*** Begin section ***
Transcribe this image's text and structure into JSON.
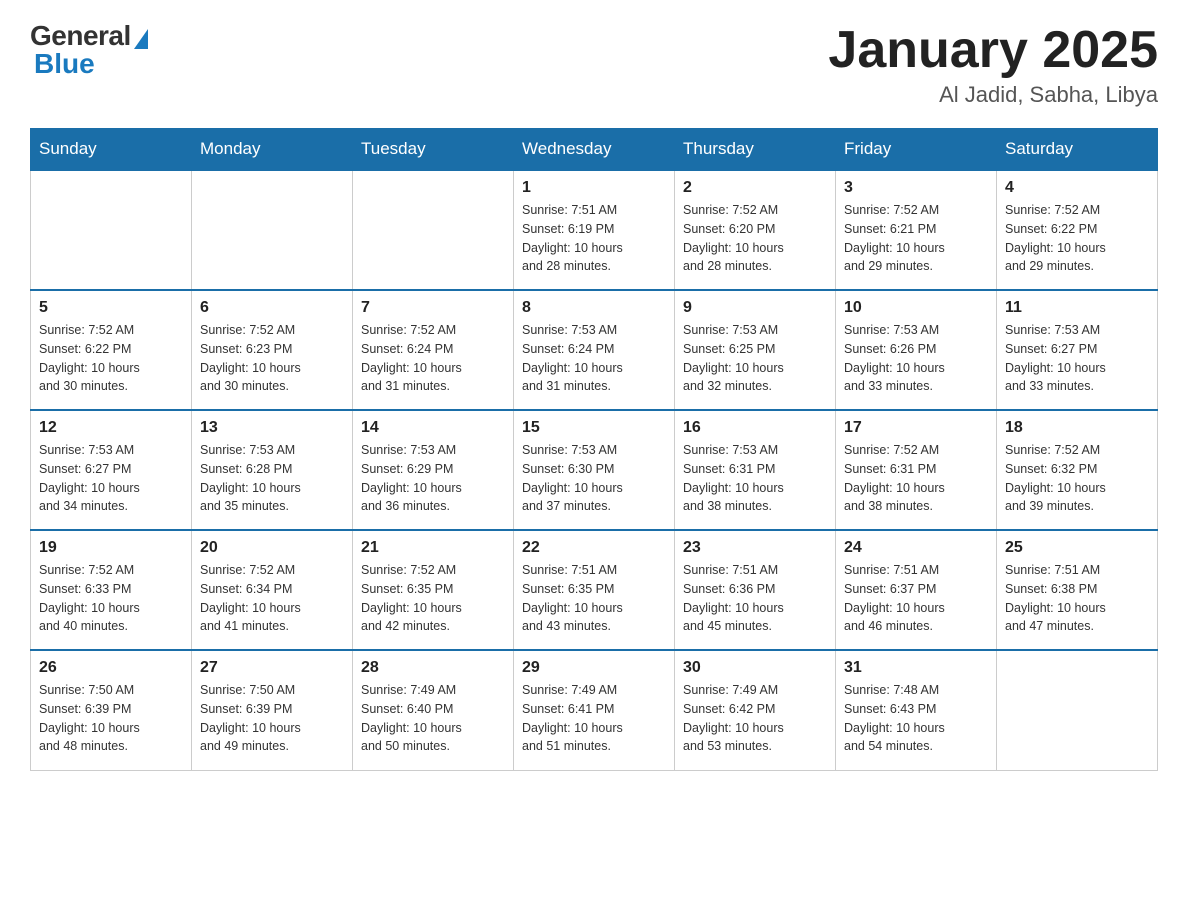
{
  "logo": {
    "general_text": "General",
    "blue_text": "Blue"
  },
  "header": {
    "title": "January 2025",
    "subtitle": "Al Jadid, Sabha, Libya"
  },
  "weekdays": [
    "Sunday",
    "Monday",
    "Tuesday",
    "Wednesday",
    "Thursday",
    "Friday",
    "Saturday"
  ],
  "weeks": [
    [
      {
        "day": "",
        "info": ""
      },
      {
        "day": "",
        "info": ""
      },
      {
        "day": "",
        "info": ""
      },
      {
        "day": "1",
        "info": "Sunrise: 7:51 AM\nSunset: 6:19 PM\nDaylight: 10 hours\nand 28 minutes."
      },
      {
        "day": "2",
        "info": "Sunrise: 7:52 AM\nSunset: 6:20 PM\nDaylight: 10 hours\nand 28 minutes."
      },
      {
        "day": "3",
        "info": "Sunrise: 7:52 AM\nSunset: 6:21 PM\nDaylight: 10 hours\nand 29 minutes."
      },
      {
        "day": "4",
        "info": "Sunrise: 7:52 AM\nSunset: 6:22 PM\nDaylight: 10 hours\nand 29 minutes."
      }
    ],
    [
      {
        "day": "5",
        "info": "Sunrise: 7:52 AM\nSunset: 6:22 PM\nDaylight: 10 hours\nand 30 minutes."
      },
      {
        "day": "6",
        "info": "Sunrise: 7:52 AM\nSunset: 6:23 PM\nDaylight: 10 hours\nand 30 minutes."
      },
      {
        "day": "7",
        "info": "Sunrise: 7:52 AM\nSunset: 6:24 PM\nDaylight: 10 hours\nand 31 minutes."
      },
      {
        "day": "8",
        "info": "Sunrise: 7:53 AM\nSunset: 6:24 PM\nDaylight: 10 hours\nand 31 minutes."
      },
      {
        "day": "9",
        "info": "Sunrise: 7:53 AM\nSunset: 6:25 PM\nDaylight: 10 hours\nand 32 minutes."
      },
      {
        "day": "10",
        "info": "Sunrise: 7:53 AM\nSunset: 6:26 PM\nDaylight: 10 hours\nand 33 minutes."
      },
      {
        "day": "11",
        "info": "Sunrise: 7:53 AM\nSunset: 6:27 PM\nDaylight: 10 hours\nand 33 minutes."
      }
    ],
    [
      {
        "day": "12",
        "info": "Sunrise: 7:53 AM\nSunset: 6:27 PM\nDaylight: 10 hours\nand 34 minutes."
      },
      {
        "day": "13",
        "info": "Sunrise: 7:53 AM\nSunset: 6:28 PM\nDaylight: 10 hours\nand 35 minutes."
      },
      {
        "day": "14",
        "info": "Sunrise: 7:53 AM\nSunset: 6:29 PM\nDaylight: 10 hours\nand 36 minutes."
      },
      {
        "day": "15",
        "info": "Sunrise: 7:53 AM\nSunset: 6:30 PM\nDaylight: 10 hours\nand 37 minutes."
      },
      {
        "day": "16",
        "info": "Sunrise: 7:53 AM\nSunset: 6:31 PM\nDaylight: 10 hours\nand 38 minutes."
      },
      {
        "day": "17",
        "info": "Sunrise: 7:52 AM\nSunset: 6:31 PM\nDaylight: 10 hours\nand 38 minutes."
      },
      {
        "day": "18",
        "info": "Sunrise: 7:52 AM\nSunset: 6:32 PM\nDaylight: 10 hours\nand 39 minutes."
      }
    ],
    [
      {
        "day": "19",
        "info": "Sunrise: 7:52 AM\nSunset: 6:33 PM\nDaylight: 10 hours\nand 40 minutes."
      },
      {
        "day": "20",
        "info": "Sunrise: 7:52 AM\nSunset: 6:34 PM\nDaylight: 10 hours\nand 41 minutes."
      },
      {
        "day": "21",
        "info": "Sunrise: 7:52 AM\nSunset: 6:35 PM\nDaylight: 10 hours\nand 42 minutes."
      },
      {
        "day": "22",
        "info": "Sunrise: 7:51 AM\nSunset: 6:35 PM\nDaylight: 10 hours\nand 43 minutes."
      },
      {
        "day": "23",
        "info": "Sunrise: 7:51 AM\nSunset: 6:36 PM\nDaylight: 10 hours\nand 45 minutes."
      },
      {
        "day": "24",
        "info": "Sunrise: 7:51 AM\nSunset: 6:37 PM\nDaylight: 10 hours\nand 46 minutes."
      },
      {
        "day": "25",
        "info": "Sunrise: 7:51 AM\nSunset: 6:38 PM\nDaylight: 10 hours\nand 47 minutes."
      }
    ],
    [
      {
        "day": "26",
        "info": "Sunrise: 7:50 AM\nSunset: 6:39 PM\nDaylight: 10 hours\nand 48 minutes."
      },
      {
        "day": "27",
        "info": "Sunrise: 7:50 AM\nSunset: 6:39 PM\nDaylight: 10 hours\nand 49 minutes."
      },
      {
        "day": "28",
        "info": "Sunrise: 7:49 AM\nSunset: 6:40 PM\nDaylight: 10 hours\nand 50 minutes."
      },
      {
        "day": "29",
        "info": "Sunrise: 7:49 AM\nSunset: 6:41 PM\nDaylight: 10 hours\nand 51 minutes."
      },
      {
        "day": "30",
        "info": "Sunrise: 7:49 AM\nSunset: 6:42 PM\nDaylight: 10 hours\nand 53 minutes."
      },
      {
        "day": "31",
        "info": "Sunrise: 7:48 AM\nSunset: 6:43 PM\nDaylight: 10 hours\nand 54 minutes."
      },
      {
        "day": "",
        "info": ""
      }
    ]
  ]
}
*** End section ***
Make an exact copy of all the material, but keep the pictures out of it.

Transcribe this image's text and structure into JSON.
{
  "logo": {
    "general_text": "General",
    "blue_text": "Blue"
  },
  "header": {
    "title": "January 2025",
    "subtitle": "Al Jadid, Sabha, Libya"
  },
  "weekdays": [
    "Sunday",
    "Monday",
    "Tuesday",
    "Wednesday",
    "Thursday",
    "Friday",
    "Saturday"
  ],
  "weeks": [
    [
      {
        "day": "",
        "info": ""
      },
      {
        "day": "",
        "info": ""
      },
      {
        "day": "",
        "info": ""
      },
      {
        "day": "1",
        "info": "Sunrise: 7:51 AM\nSunset: 6:19 PM\nDaylight: 10 hours\nand 28 minutes."
      },
      {
        "day": "2",
        "info": "Sunrise: 7:52 AM\nSunset: 6:20 PM\nDaylight: 10 hours\nand 28 minutes."
      },
      {
        "day": "3",
        "info": "Sunrise: 7:52 AM\nSunset: 6:21 PM\nDaylight: 10 hours\nand 29 minutes."
      },
      {
        "day": "4",
        "info": "Sunrise: 7:52 AM\nSunset: 6:22 PM\nDaylight: 10 hours\nand 29 minutes."
      }
    ],
    [
      {
        "day": "5",
        "info": "Sunrise: 7:52 AM\nSunset: 6:22 PM\nDaylight: 10 hours\nand 30 minutes."
      },
      {
        "day": "6",
        "info": "Sunrise: 7:52 AM\nSunset: 6:23 PM\nDaylight: 10 hours\nand 30 minutes."
      },
      {
        "day": "7",
        "info": "Sunrise: 7:52 AM\nSunset: 6:24 PM\nDaylight: 10 hours\nand 31 minutes."
      },
      {
        "day": "8",
        "info": "Sunrise: 7:53 AM\nSunset: 6:24 PM\nDaylight: 10 hours\nand 31 minutes."
      },
      {
        "day": "9",
        "info": "Sunrise: 7:53 AM\nSunset: 6:25 PM\nDaylight: 10 hours\nand 32 minutes."
      },
      {
        "day": "10",
        "info": "Sunrise: 7:53 AM\nSunset: 6:26 PM\nDaylight: 10 hours\nand 33 minutes."
      },
      {
        "day": "11",
        "info": "Sunrise: 7:53 AM\nSunset: 6:27 PM\nDaylight: 10 hours\nand 33 minutes."
      }
    ],
    [
      {
        "day": "12",
        "info": "Sunrise: 7:53 AM\nSunset: 6:27 PM\nDaylight: 10 hours\nand 34 minutes."
      },
      {
        "day": "13",
        "info": "Sunrise: 7:53 AM\nSunset: 6:28 PM\nDaylight: 10 hours\nand 35 minutes."
      },
      {
        "day": "14",
        "info": "Sunrise: 7:53 AM\nSunset: 6:29 PM\nDaylight: 10 hours\nand 36 minutes."
      },
      {
        "day": "15",
        "info": "Sunrise: 7:53 AM\nSunset: 6:30 PM\nDaylight: 10 hours\nand 37 minutes."
      },
      {
        "day": "16",
        "info": "Sunrise: 7:53 AM\nSunset: 6:31 PM\nDaylight: 10 hours\nand 38 minutes."
      },
      {
        "day": "17",
        "info": "Sunrise: 7:52 AM\nSunset: 6:31 PM\nDaylight: 10 hours\nand 38 minutes."
      },
      {
        "day": "18",
        "info": "Sunrise: 7:52 AM\nSunset: 6:32 PM\nDaylight: 10 hours\nand 39 minutes."
      }
    ],
    [
      {
        "day": "19",
        "info": "Sunrise: 7:52 AM\nSunset: 6:33 PM\nDaylight: 10 hours\nand 40 minutes."
      },
      {
        "day": "20",
        "info": "Sunrise: 7:52 AM\nSunset: 6:34 PM\nDaylight: 10 hours\nand 41 minutes."
      },
      {
        "day": "21",
        "info": "Sunrise: 7:52 AM\nSunset: 6:35 PM\nDaylight: 10 hours\nand 42 minutes."
      },
      {
        "day": "22",
        "info": "Sunrise: 7:51 AM\nSunset: 6:35 PM\nDaylight: 10 hours\nand 43 minutes."
      },
      {
        "day": "23",
        "info": "Sunrise: 7:51 AM\nSunset: 6:36 PM\nDaylight: 10 hours\nand 45 minutes."
      },
      {
        "day": "24",
        "info": "Sunrise: 7:51 AM\nSunset: 6:37 PM\nDaylight: 10 hours\nand 46 minutes."
      },
      {
        "day": "25",
        "info": "Sunrise: 7:51 AM\nSunset: 6:38 PM\nDaylight: 10 hours\nand 47 minutes."
      }
    ],
    [
      {
        "day": "26",
        "info": "Sunrise: 7:50 AM\nSunset: 6:39 PM\nDaylight: 10 hours\nand 48 minutes."
      },
      {
        "day": "27",
        "info": "Sunrise: 7:50 AM\nSunset: 6:39 PM\nDaylight: 10 hours\nand 49 minutes."
      },
      {
        "day": "28",
        "info": "Sunrise: 7:49 AM\nSunset: 6:40 PM\nDaylight: 10 hours\nand 50 minutes."
      },
      {
        "day": "29",
        "info": "Sunrise: 7:49 AM\nSunset: 6:41 PM\nDaylight: 10 hours\nand 51 minutes."
      },
      {
        "day": "30",
        "info": "Sunrise: 7:49 AM\nSunset: 6:42 PM\nDaylight: 10 hours\nand 53 minutes."
      },
      {
        "day": "31",
        "info": "Sunrise: 7:48 AM\nSunset: 6:43 PM\nDaylight: 10 hours\nand 54 minutes."
      },
      {
        "day": "",
        "info": ""
      }
    ]
  ]
}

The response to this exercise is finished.